GAO’s reports and testimonies give Congress, federal agencies, and the public timely, fact-based, non-partisan information that can improve government operations and save taxpayers billions of dollars.
Vaccine shortages and distribution problems during the 2004-2005 influenza season raised concerns about the nation's ability to respond to a worldwide influenza epidemic--or influenza pandemic--which many experts believe to be inevitable.
In September and October 2001, letters laced with Bacillus anthracis (anthrax) spores were sent through the mail to two U.S. senators and to members of the media. These letters led to the first U.S. cases of anthrax disease related to bioterrorism.
In the fall of 2001, letters containing anthrax spores were mailed to news media personnel and congressional officials, leading to the first cases of anthrax infection related to an intentional release of anthrax in the United States.
Federal research and preparedness activities related to bioterrorism center on detection; the development of vaccines, antibiotics, and antivirals; and the development of performance standards for emergency response equipment.
Many children have languished in the care of the District of Columbia's child welfare system for extended periods of time.
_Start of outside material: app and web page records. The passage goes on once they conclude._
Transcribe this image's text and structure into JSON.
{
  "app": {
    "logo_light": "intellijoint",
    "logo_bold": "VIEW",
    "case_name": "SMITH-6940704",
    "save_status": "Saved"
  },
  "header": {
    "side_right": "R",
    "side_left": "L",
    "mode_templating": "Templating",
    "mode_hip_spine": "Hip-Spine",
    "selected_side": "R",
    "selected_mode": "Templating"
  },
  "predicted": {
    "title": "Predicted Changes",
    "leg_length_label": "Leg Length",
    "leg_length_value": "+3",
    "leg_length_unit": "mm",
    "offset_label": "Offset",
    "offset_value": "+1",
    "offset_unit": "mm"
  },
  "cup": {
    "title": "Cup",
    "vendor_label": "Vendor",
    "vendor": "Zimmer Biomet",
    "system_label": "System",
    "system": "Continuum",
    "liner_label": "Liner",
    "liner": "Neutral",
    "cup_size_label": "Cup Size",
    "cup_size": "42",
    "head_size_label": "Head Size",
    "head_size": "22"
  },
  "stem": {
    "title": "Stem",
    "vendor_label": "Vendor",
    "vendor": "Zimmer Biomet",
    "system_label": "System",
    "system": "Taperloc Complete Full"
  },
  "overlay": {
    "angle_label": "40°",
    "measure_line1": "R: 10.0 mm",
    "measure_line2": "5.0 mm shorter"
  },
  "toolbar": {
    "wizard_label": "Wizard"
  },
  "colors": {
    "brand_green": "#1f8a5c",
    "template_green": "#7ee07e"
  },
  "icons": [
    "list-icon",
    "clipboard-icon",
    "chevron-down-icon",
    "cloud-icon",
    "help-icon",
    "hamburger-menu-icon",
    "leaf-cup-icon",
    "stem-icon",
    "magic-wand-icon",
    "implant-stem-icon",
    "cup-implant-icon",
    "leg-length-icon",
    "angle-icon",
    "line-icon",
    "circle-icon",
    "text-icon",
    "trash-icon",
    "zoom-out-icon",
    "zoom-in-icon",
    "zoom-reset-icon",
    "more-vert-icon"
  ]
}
Years of indifference, managerial shortcomings, and long-standing organizational divisiveness have undermined the system's ability to safeguard these children.
The failure by the District of Columbia's Commission on Mental Health Services to provide community-based mental health services, as required by a 1974 court ruling, prompted a judge to appoint a receiver to carry out the court's order.
Pursuant to a congressional request, GAO provided information on: (1) efforts to prevent and detect the fraudulent receipt of government benefits by noncitizen nonresidents in Mexican border towns; and (2) the extent to which government agencies have detected this type of fraud in the Aid to Families...